The struggle for the hearts and minds of Brookfield residents – and, some would say, the township’s future – has begun.
Trustees are well on their way to putting zoning on the November ballot.
The trustees on April 24 created the Brookfield Township Zoning Commission, the group tasked with promoting zoning, the regulation of land use.
Commission Co-Chairman Tori Lucy said she understands the desire of some residents to have a quiet, little town. But, that has meant that businesses and employers have left, population is declining and young people have moved away for opportunities elsewhere. If this trend continues, residents will not be able to maintain the existing level of public services, let alone improve on them, she said.
“It can’t sustain like this,” Lucy said. “The population’s getting older. It’ll all fall on us. We won’t have as much fire, and we won’t have as much police, and we’ll start going down and down. ”
Zoning is a step toward sustaining township services, Lucy said.
Commission member Shannon Hanley, who wasn’t able to vote in the last November election, when zoning failed by 19 votes, because she had not lived in the township long enough, said she loves the township and wants her 3-year-old son to go to school here and be able to live here when he grows up. But, it’s up to the current residents to make the township attractive to the next generation, she said.
“For the most part, if you want to do something exciting, you have to go elsewhere,” said Zoning Commission Chairman Todd Fencyk, who served in the same position last year.
Businesses have left.

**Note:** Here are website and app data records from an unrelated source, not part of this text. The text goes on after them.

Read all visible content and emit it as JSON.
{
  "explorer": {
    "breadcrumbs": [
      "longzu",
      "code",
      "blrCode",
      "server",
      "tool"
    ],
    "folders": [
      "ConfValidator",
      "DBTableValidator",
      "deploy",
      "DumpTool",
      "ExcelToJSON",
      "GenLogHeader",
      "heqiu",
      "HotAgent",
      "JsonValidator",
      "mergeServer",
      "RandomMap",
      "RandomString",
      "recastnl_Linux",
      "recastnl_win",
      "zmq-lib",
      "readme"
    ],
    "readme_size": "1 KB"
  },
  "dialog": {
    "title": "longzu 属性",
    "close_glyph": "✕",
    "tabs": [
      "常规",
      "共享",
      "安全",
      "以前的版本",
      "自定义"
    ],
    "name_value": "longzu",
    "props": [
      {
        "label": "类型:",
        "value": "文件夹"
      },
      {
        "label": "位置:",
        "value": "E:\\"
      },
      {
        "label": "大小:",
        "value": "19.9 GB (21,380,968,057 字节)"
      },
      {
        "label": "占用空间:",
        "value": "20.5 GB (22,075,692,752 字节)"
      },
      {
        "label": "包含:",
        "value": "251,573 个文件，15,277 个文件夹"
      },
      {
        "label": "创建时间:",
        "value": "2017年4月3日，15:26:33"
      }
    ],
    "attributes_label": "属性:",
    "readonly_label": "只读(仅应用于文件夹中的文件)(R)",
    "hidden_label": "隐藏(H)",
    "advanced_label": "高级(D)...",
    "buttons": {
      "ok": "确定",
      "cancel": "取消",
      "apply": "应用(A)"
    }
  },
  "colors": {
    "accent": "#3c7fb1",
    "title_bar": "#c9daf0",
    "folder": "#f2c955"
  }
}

There are no four-or-five star restaurants, nightclubs or even coffee shops in town, and funeral homes outnumber gas stations, Fencyk said.
“We’ve lost so much over the years,” he said. “Why can’t we start getting some back? It’s my feeling that that’s what zoning would do. Businesses don’t want to locate in a place where their business isn’t protected – protected by property laws. They want to make sure, just like you have your house, they want to make sure a junkyard don’t move in next door.”
Referring to the property protection Fencyk spoke of, Lucy, who works in marketing and sales, said she had a client who was interested in the former Perkin’s/Guliano’s restaurant building in front of what was Valley View Department Store.
“I had a client that wanted to expand so bad and they loved that (former Guliano’s building),” Lucy said. “They found out that there was no zoning; they looked into the population study. These people put a lot into the building, the business. Where’d they pick? Hermitage.”
The committee will have less procedural work to do this year, because the zoning resolution and map used last year are expected to be reapproved for the new campaign. That will leave the committee more time to promote the resolution, something Fencyk said it did not do enough of last time.
“I was just totally astounded, talking to people as they were driving in (at voting polls), how many people did not know anything about zoning,” Fencyk said. “That just tells me we didn’t do a good enough job getting the word out. It bothers me that people didn’t know about it.”
Committee members said they will need to reach people in any number of ways, including door-to-door visits, town hall-style community meetings, direct mailings and on social media.
This information must not only promote zoning but answer the talking points of zoning opponents, committee members said.
“I think the best offense is a good defense,” said commission member Chuck Fizet. “We need a checklist of every possible opposition we can think of.”
The committee will need to educate residents on the property maintenance code that has been in force since 2008, Hanley said, as many people are confused as to the difference between it and zoning. She gave an example of zoning opponents saying they don’t want the government telling them how high their grass can be. The property maintenance code already regulates that, setting an 8-inch limit.
“There’s major rules in play in Brookfield right now that people, I guess, don’t even realize that they’re in play,” Hanley said. “It’s basically zoning on a light scale without the word zoning.”
People also are afraid that, if they live between two existing businesses, the township will tell them they have to move, Lucy said. Because of the concept of grandfathering – in which whatever existed before zoning stays on as long as there are no changes to that use – “We’re not going to tell you you have to move,” Lucy said.
The fourth member of the committee is Noelle Honel, and Honel’s sister, Cindy Matthews, and Leyla Sartori are alternate members.
The committee next meets at 7 p.m. May 8 at the administration building on Strimbu Drive, and will meet thereafter the second Tuesday of every month. Fencyk said he hopes to approve the zoning resolution at the next meeting.